● EXERCISE
Calculate how many lines of the data hold "label". The answer consists of that number only.

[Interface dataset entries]
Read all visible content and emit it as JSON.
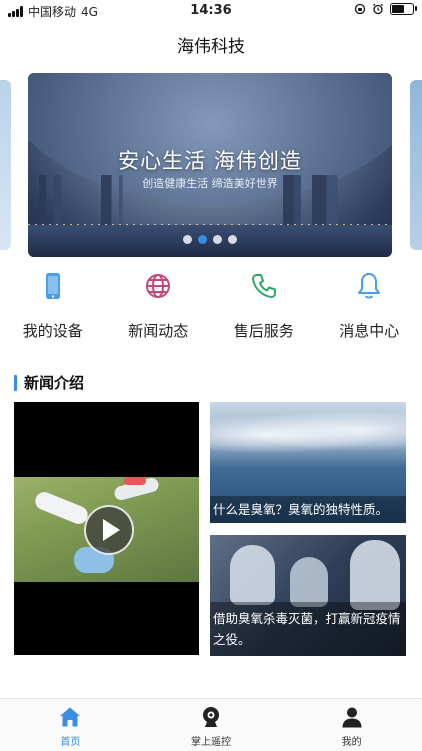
{
  "status_bar": {
    "carrier": "中国移动",
    "network": "4G",
    "time": "14:36",
    "battery_level": 0.65
  },
  "header": {
    "title": "海伟科技"
  },
  "banner": {
    "title": "安心生活 海伟创造",
    "subtitle": "创造健康生活 缔造美好世界",
    "active_slide": 1,
    "slide_count": 4
  },
  "quick_menu": [
    {
      "label": "我的设备",
      "icon": "phone-device-icon",
      "color": "#4a9ee6"
    },
    {
      "label": "新闻动态",
      "icon": "globe-icon",
      "color": "#c2487a"
    },
    {
      "label": "售后服务",
      "icon": "phone-call-icon",
      "color": "#2fa86a"
    },
    {
      "label": "消息中心",
      "icon": "bell-icon",
      "color": "#4a9ee6"
    }
  ],
  "news_section": {
    "title": "新闻介绍",
    "video": {
      "icon": "play-icon"
    },
    "articles": [
      {
        "caption": "什么是臭氧？臭氧的独特性质。"
      },
      {
        "caption": "借助臭氧杀毒灭菌，打赢新冠疫情之役。"
      }
    ]
  },
  "tab_bar": {
    "active_index": 0,
    "accent_color": "#3a8de0",
    "tabs": [
      {
        "label": "首页",
        "icon": "home-icon"
      },
      {
        "label": "掌上遥控",
        "icon": "remote-camera-icon"
      },
      {
        "label": "我的",
        "icon": "user-icon"
      }
    ]
  }
}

● WRITTEN ANSWER
7